> _YOUR GOAL_: In the entries, find all lines that hold the word "arrow" and copy them.

[Page and application data records]
------------------------------
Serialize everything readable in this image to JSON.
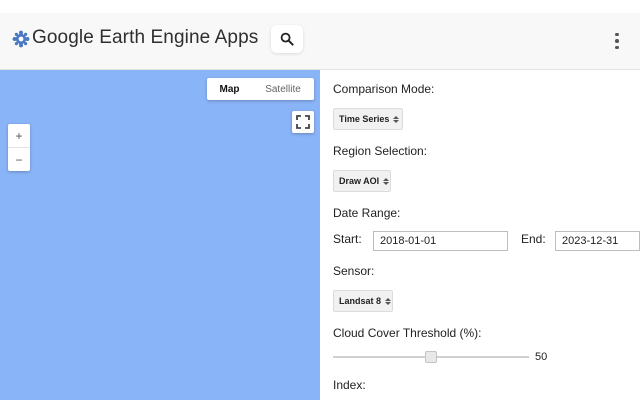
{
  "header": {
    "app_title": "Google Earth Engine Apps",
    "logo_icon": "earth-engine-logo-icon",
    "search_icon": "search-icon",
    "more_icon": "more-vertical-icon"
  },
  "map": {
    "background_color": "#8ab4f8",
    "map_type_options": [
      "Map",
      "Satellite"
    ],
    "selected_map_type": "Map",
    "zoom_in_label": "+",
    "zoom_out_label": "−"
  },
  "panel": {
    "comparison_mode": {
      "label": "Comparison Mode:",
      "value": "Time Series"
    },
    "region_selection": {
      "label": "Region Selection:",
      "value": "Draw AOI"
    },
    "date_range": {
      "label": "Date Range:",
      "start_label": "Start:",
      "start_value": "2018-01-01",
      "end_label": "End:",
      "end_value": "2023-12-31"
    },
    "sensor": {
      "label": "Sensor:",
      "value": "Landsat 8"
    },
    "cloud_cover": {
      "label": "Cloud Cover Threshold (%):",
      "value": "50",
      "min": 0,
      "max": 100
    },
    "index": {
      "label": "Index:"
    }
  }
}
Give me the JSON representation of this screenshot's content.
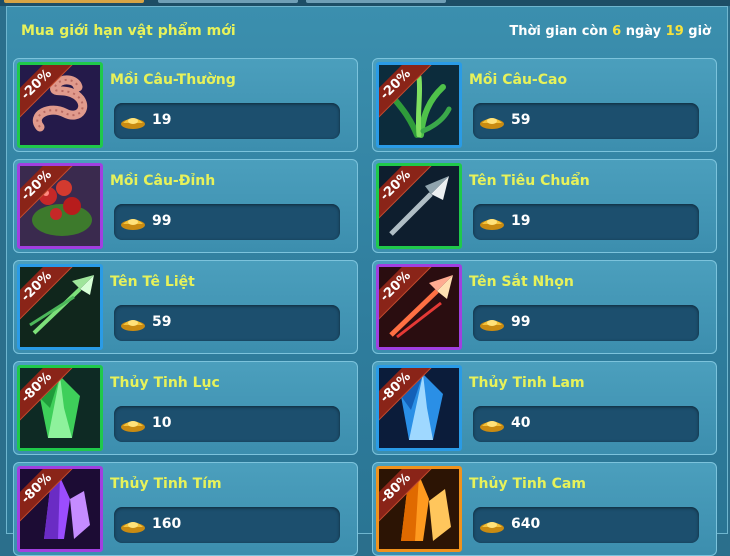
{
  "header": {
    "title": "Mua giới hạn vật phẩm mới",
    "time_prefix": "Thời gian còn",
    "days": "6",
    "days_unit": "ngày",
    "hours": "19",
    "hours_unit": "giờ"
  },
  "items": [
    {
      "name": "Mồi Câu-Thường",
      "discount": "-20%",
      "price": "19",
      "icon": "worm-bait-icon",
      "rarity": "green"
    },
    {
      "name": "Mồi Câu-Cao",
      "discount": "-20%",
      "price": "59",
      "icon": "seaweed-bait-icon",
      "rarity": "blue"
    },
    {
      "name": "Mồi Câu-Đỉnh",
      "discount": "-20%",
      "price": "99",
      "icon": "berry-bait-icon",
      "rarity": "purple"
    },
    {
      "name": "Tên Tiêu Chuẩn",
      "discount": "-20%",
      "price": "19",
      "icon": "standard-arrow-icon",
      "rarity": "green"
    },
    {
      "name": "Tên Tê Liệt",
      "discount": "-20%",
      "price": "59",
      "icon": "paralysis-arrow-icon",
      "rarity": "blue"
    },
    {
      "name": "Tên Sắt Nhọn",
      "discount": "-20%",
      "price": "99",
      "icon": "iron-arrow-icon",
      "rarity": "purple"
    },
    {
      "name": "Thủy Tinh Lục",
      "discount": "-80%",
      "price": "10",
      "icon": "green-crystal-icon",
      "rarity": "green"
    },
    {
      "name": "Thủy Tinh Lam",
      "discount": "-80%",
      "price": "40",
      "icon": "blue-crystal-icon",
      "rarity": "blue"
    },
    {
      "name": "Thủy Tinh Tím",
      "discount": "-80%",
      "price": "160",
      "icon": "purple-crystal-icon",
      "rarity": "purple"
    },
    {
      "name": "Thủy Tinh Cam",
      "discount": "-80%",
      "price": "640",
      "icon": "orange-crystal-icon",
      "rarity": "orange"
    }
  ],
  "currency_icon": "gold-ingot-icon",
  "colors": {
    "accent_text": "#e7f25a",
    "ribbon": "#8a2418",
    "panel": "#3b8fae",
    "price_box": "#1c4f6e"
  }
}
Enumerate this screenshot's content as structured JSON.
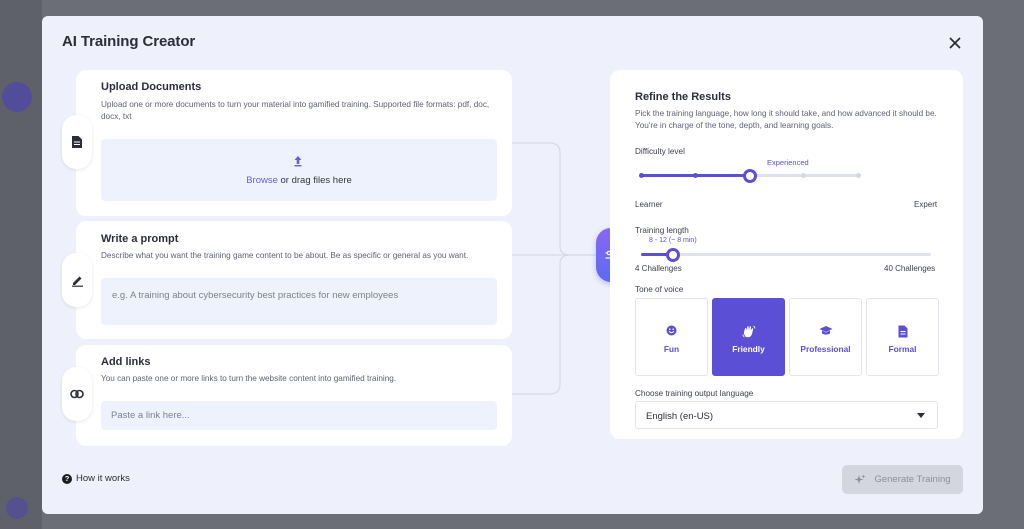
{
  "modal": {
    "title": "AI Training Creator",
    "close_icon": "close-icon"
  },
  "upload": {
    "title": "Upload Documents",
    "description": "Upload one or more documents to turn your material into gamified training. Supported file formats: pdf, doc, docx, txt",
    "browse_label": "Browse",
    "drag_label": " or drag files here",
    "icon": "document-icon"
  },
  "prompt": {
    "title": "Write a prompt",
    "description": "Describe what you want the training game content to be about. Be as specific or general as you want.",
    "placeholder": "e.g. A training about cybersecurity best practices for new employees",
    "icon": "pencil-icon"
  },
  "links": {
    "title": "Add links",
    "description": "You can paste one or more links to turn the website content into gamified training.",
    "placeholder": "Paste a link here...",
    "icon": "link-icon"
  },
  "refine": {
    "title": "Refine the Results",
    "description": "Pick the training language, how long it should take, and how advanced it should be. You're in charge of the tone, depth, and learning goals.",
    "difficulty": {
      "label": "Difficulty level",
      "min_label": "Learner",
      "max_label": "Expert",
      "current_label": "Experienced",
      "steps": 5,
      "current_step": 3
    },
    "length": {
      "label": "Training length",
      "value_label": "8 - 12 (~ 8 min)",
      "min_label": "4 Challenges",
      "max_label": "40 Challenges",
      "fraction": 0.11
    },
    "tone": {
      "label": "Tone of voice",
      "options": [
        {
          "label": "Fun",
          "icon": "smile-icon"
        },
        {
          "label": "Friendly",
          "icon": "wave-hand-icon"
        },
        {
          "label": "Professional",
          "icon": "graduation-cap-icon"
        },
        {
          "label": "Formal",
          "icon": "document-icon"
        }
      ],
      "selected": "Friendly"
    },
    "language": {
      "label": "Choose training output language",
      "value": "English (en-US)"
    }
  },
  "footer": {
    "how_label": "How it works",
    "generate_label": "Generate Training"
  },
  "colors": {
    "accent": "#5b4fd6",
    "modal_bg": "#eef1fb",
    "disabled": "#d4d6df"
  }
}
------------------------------
> _TASK ANSWER_:
      "icon": "standard-arrow-icon",
      "icon": "paralysis-arrow-icon",
      "icon": "iron-arrow-icon",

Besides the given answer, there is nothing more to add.